## What you have to do
Each entry below should be given again exactly; the pictures stay out.

## Dataset rows describing interfaces
• • • • •

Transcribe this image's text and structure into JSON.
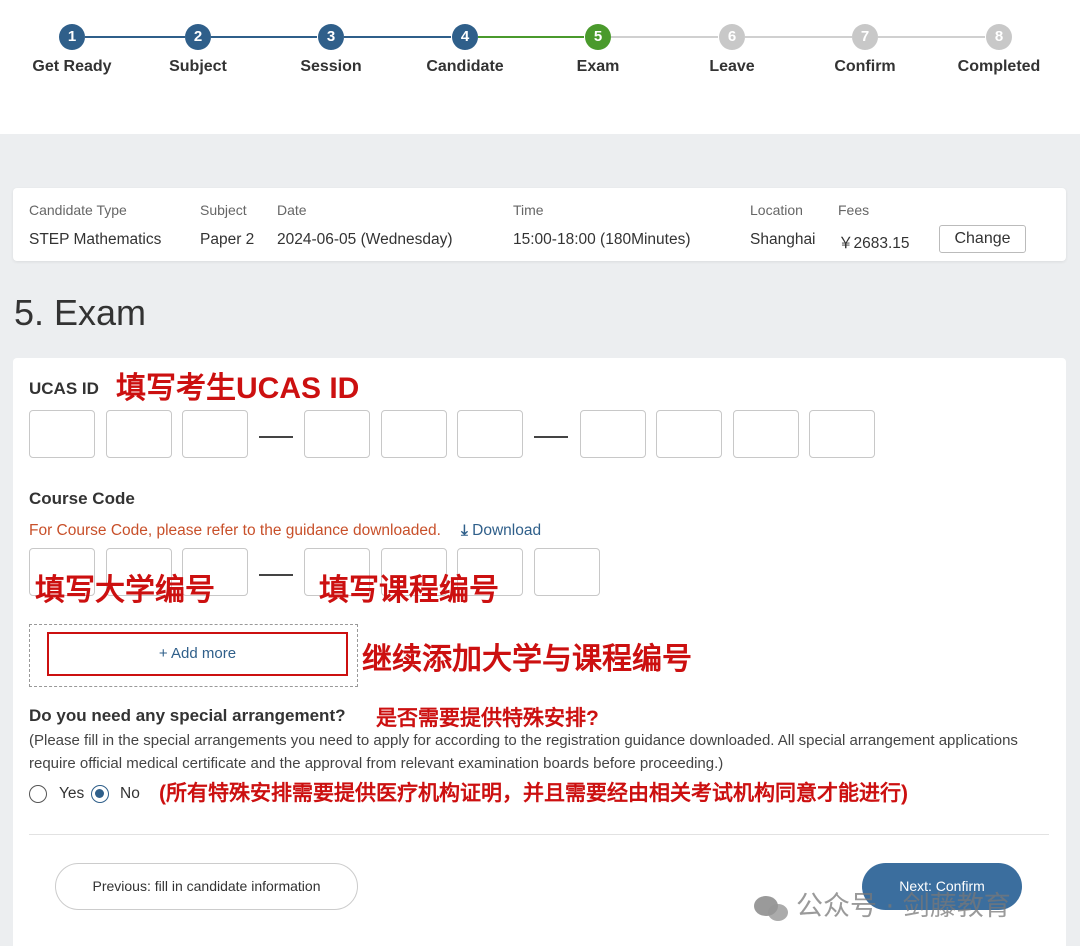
{
  "stepper": {
    "steps": [
      {
        "num": "1",
        "label": "Get Ready",
        "state": "done"
      },
      {
        "num": "2",
        "label": "Subject",
        "state": "done"
      },
      {
        "num": "3",
        "label": "Session",
        "state": "done"
      },
      {
        "num": "4",
        "label": "Candidate",
        "state": "done"
      },
      {
        "num": "5",
        "label": "Exam",
        "state": "active"
      },
      {
        "num": "6",
        "label": "Leave",
        "state": "todo"
      },
      {
        "num": "7",
        "label": "Confirm",
        "state": "todo"
      },
      {
        "num": "8",
        "label": "Completed",
        "state": "todo"
      }
    ]
  },
  "summary": {
    "candidate_type_label": "Candidate Type",
    "candidate_type_value": "STEP Mathematics",
    "subject_label": "Subject",
    "subject_value": "Paper 2",
    "date_label": "Date",
    "date_value": "2024-06-05 (Wednesday)",
    "time_label": "Time",
    "time_value": "15:00-18:00 (180Minutes)",
    "location_label": "Location",
    "location_value": "Shanghai",
    "fees_label": "Fees",
    "fees_value": "￥2683.15",
    "change_label": "Change"
  },
  "page_title": "5. Exam",
  "ucas": {
    "label": "UCAS ID",
    "annotation": "填写考生UCAS ID"
  },
  "course_code": {
    "label": "Course Code",
    "hint": "For Course Code, please refer to the guidance downloaded.",
    "download_label": "Download",
    "annotation_university": "填写大学编号",
    "annotation_course": "填写课程编号",
    "add_more_label": "+ Add more",
    "annotation_add_more": "继续添加大学与课程编号"
  },
  "special": {
    "question": "Do you need any special arrangement?",
    "annotation_question": "是否需要提供特殊安排?",
    "paragraph": "(Please fill in the special arrangements you need to apply for according to the registration guidance downloaded. All special arrangement applications require official medical certificate and the approval from relevant examination boards before proceeding.)",
    "yes_label": "Yes",
    "no_label": "No",
    "selected": "No",
    "annotation_note": "(所有特殊安排需要提供医疗机构证明，并且需要经由相关考试机构同意才能进行)"
  },
  "nav": {
    "previous_label": "Previous: fill in candidate information",
    "next_label": "Next: Confirm"
  },
  "watermark": "公众号 · 剑藤教育",
  "colors": {
    "done": "#2f5f8a",
    "active": "#4a9a2c",
    "todo": "#c8c8c8",
    "annotation": "#cc1010"
  }
}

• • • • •

## Task result
Transcribe this image's text and structure into JSON.
{
  "stepper": {
    "steps": [
      {
        "num": "1",
        "label": "Get Ready",
        "state": "done"
      },
      {
        "num": "2",
        "label": "Subject",
        "state": "done"
      },
      {
        "num": "3",
        "label": "Session",
        "state": "done"
      },
      {
        "num": "4",
        "label": "Candidate",
        "state": "done"
      },
      {
        "num": "5",
        "label": "Exam",
        "state": "active"
      },
      {
        "num": "6",
        "label": "Leave",
        "state": "todo"
      },
      {
        "num": "7",
        "label": "Confirm",
        "state": "todo"
      },
      {
        "num": "8",
        "label": "Completed",
        "state": "todo"
      }
    ]
  },
  "summary": {
    "candidate_type_label": "Candidate Type",
    "candidate_type_value": "STEP Mathematics",
    "subject_label": "Subject",
    "subject_value": "Paper 2",
    "date_label": "Date",
    "date_value": "2024-06-05 (Wednesday)",
    "time_label": "Time",
    "time_value": "15:00-18:00 (180Minutes)",
    "location_label": "Location",
    "location_value": "Shanghai",
    "fees_label": "Fees",
    "fees_value": "￥2683.15",
    "change_label": "Change"
  },
  "page_title": "5. Exam",
  "ucas": {
    "label": "UCAS ID",
    "annotation": "填写考生UCAS ID"
  },
  "course_code": {
    "label": "Course Code",
    "hint": "For Course Code, please refer to the guidance downloaded.",
    "download_label": "Download",
    "annotation_university": "填写大学编号",
    "annotation_course": "填写课程编号",
    "add_more_label": "+ Add more",
    "annotation_add_more": "继续添加大学与课程编号"
  },
  "special": {
    "question": "Do you need any special arrangement?",
    "annotation_question": "是否需要提供特殊安排?",
    "paragraph": "(Please fill in the special arrangements you need to apply for according to the registration guidance downloaded. All special arrangement applications require official medical certificate and the approval from relevant examination boards before proceeding.)",
    "yes_label": "Yes",
    "no_label": "No",
    "selected": "No",
    "annotation_note": "(所有特殊安排需要提供医疗机构证明，并且需要经由相关考试机构同意才能进行)"
  },
  "nav": {
    "previous_label": "Previous: fill in candidate information",
    "next_label": "Next: Confirm"
  },
  "watermark": "公众号 · 剑藤教育",
  "colors": {
    "done": "#2f5f8a",
    "active": "#4a9a2c",
    "todo": "#c8c8c8",
    "annotation": "#cc1010"
  }
}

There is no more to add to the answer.